[Requirement] When the string "Internet" occurs in a line of the records, show that line.

[Records from a data source]
◆ ◆ ◆ ◆ ◆ ◆ ◆

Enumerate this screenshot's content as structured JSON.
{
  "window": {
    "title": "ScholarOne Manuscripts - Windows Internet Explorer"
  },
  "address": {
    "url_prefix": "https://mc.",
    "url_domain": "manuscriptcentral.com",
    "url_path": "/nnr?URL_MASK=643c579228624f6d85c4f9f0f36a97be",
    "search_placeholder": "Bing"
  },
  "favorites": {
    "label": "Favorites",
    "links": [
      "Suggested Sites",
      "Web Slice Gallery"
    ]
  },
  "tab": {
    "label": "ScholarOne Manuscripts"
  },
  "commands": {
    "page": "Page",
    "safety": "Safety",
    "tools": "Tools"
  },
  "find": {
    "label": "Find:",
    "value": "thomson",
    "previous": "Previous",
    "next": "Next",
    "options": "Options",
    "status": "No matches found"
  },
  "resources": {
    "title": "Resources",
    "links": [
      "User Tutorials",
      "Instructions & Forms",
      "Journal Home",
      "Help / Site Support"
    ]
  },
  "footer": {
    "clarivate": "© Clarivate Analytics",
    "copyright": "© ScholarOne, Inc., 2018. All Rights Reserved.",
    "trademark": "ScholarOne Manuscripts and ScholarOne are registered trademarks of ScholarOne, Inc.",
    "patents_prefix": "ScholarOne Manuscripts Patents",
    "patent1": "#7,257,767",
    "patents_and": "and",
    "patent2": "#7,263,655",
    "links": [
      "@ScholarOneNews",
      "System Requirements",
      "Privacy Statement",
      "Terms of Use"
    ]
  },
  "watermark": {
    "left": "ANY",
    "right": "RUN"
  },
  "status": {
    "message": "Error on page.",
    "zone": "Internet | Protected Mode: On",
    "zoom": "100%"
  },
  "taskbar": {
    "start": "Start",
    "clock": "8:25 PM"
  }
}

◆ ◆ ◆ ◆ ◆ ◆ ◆

[Reply to the exercise]
    "title": "ScholarOne Manuscripts - Windows Internet Explorer"
    "zone": "Internet | Protected Mode: On",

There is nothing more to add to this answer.